“We're initiating a comprehensive review of one of the most tradition-rich sporting venues in the country and our ability to attract and train the country's top student-athletes and serve the best fans in college football,” OU athletic director Joe Castiglione said in a news release.
As other major programs have upgraded and expanded their football stadiums in the past decade, Oklahoma has largely left its alone since its last major upgrade — including east-side suites, the new upper deck addition and concourse expansion — was completed in 2003.
Oklahoma State dramatically improved Boone Pickens Stadium, creating some of the Big 12's most impressive football facilities. Those upgrades have had an undeniable impact on recruiting, which many believe has taken a slight dip in Norman in recent years.
The Sooners already addressed one potential recruiting problem in facilities with the August opening of Headington Hall, the brand new, state-of-the-art residence hall for student athletes.
“I think it'll definitely help and help recruiting,” coach Bob Stoops said of the potential stadium upgrades. “I think everything here … is as good as there is in the country. But there's other things. I won't be specific about it but it will be a major positive for everybody in this building.”
The coming assessment will consider virtually every aspect of the stadium's features and operations, including team facilities, fan amenities, concessions and the press box.
Oklahoma developed its football stadium “Master Plan” in 1993, with early projects including the Barry Switzer Center, west-side suites and turf replacement, among others.

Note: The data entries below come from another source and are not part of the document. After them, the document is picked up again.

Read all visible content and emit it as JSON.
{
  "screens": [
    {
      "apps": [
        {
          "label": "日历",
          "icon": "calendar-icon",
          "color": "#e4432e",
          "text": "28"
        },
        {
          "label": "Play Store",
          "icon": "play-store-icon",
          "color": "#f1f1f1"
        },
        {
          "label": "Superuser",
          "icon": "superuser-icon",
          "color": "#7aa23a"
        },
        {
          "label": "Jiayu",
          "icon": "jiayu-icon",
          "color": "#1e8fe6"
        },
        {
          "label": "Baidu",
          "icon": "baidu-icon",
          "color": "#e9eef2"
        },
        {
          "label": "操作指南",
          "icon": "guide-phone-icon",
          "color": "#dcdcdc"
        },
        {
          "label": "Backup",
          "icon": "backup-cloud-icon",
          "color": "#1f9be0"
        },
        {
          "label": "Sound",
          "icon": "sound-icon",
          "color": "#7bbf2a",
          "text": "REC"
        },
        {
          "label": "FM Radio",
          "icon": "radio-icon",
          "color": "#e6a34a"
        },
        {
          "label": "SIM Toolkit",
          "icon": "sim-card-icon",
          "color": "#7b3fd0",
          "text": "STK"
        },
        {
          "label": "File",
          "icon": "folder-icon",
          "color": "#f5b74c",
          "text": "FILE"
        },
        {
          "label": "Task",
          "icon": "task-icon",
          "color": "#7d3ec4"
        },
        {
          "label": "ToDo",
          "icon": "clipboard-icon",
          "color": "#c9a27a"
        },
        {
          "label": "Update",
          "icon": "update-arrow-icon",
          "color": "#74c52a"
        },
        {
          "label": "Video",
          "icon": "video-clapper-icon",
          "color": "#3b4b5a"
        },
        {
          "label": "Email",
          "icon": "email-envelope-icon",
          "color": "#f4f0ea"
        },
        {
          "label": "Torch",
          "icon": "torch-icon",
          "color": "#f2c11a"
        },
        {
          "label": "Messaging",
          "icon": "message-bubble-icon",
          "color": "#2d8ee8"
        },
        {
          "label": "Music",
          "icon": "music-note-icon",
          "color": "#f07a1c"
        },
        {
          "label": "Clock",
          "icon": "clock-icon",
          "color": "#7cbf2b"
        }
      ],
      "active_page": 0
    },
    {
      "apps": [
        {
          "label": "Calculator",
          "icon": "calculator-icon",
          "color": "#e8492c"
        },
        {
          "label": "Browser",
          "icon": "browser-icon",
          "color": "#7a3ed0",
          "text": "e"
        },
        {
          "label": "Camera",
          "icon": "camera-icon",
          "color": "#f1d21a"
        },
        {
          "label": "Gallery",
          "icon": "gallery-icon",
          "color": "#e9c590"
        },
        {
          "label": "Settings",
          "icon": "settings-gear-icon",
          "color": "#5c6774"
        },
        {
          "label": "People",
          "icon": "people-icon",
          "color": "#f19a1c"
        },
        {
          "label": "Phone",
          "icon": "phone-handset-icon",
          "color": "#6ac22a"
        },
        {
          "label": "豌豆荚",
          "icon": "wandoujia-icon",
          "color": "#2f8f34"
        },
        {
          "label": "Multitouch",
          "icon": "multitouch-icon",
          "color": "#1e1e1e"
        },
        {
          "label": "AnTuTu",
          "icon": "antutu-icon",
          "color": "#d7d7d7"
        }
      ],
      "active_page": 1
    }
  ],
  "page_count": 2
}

The Master Plan was updated in 2000, with those upgrades being completed in 2003.
Populous, a Kansas City, Mo.,-based architecture firm, will review and update the Master Plan. The same firm developed the original plan and the 2000 upgrades.
Funding for the 2013 Master Plan update is already available from the Athletics Department capital fund.
Although he isn't in favor of the stadium getting much bigger, Switzer didn't mince words when it came to discussing the stadium's press box.
“It's a wart sitting on a princess; that's the first thing cosmetically,” Switzer said. “They all know that. Getting rid of a press box doesn't help you recruiting. It doesn't get you a player or lose a player. But it does build new suites; it could generate the income to build itself.”